Sylvia continued writing books and articles in a variety of areas, including maternal health care and colonialism.’ After Mussolini was deposed in 1943, she worried that Ethiopia might be returned to colonial status in the post-war settlement. She met Emperor Haile Selassie and his family when they came as refugees to Britain in 1936. Because of Sylvia’s support for Ethiopia, the emperor invited her to come to live in his country at any time. After Silvio’s death and Richard’s graduation from university, she moved there, accompanied by Richard and his fiancee, (later his wife),Rita. Richard became head of Ethiopian Studies at Addis Ababa University and Rita was instrumental in establishing Ethiopia’s national library. Their descendants live there still.
Throughout the book, Holmes gives readers fascinating tidbits of information that bring Sylvia and her associates to life. We learn, for instance, that when she and the East London Federation of Socialists established a day care centre during World War I in a renovated former pub, they named this creche “The Mothers’ Arms”.
Holmes prefers Sylvia to Emmeline and Christabel, presenting Emmeline as an autocrat, who put women’s suffrage ahead of her children. Sylvia mothered her brother, Harry, whose eyesight and education were neglected. When Emmeline departed for an American trip, she left Harry, seriously ill, in Sylvia’s care and he died. When Adela was targeted by the police as a high-profile activist, her mother shipped her off to an acquaintance in Australia with only her ticket and twenty pounds.
Emmeline had a close personal relationship with the composer, Ethel Smyth, so she had slender grounds on which to object to Sylvia and James Keir Hardie’s romance. When Sylvia and Silvio’s “illegitimate” child was born, however, she was embarrassed and refused to see him, although she had fostered several illegitimate children during World War I.

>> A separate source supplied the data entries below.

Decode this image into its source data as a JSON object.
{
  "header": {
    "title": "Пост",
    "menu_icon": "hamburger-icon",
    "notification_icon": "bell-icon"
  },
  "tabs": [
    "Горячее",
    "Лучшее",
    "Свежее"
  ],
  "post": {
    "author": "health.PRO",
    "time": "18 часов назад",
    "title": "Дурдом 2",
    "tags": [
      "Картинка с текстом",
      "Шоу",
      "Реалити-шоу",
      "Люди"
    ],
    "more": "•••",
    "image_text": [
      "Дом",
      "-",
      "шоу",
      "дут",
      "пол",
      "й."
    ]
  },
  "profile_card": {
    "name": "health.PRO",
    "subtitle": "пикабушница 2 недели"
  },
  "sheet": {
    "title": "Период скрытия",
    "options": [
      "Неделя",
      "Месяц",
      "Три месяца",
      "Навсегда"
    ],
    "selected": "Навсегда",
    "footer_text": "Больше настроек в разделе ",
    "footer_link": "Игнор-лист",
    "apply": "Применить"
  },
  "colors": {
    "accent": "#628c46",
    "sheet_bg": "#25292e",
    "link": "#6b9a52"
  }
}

In Britain, two plaques and a memorial sculpture honour Emmeline and Christabel for their role in the women’s suffrage campaign, but Sylvia’s name isn’t there. Ironically, the first suffrage legislation after World War I, which Emmeline and Christabel supported and Sylvia criticized, enfranchised all men at age twenty-one, but required women to be thirty.
Holmes’s book presents the early history of the British left, with Sylvia as the central character who makes the story appealing. In spite of its occasional repetitions and digressions, Sylvia Pankhurst: Natural Born Rebel, is well worth reading.
About the reviewer: In Ruth Latta’s historical novel about the Manitoba women’s suffrage movement, Votes Love and War, (Ottawa, Baico, 2019, firstname.lastname@example.org), she mentions the Pankhursts.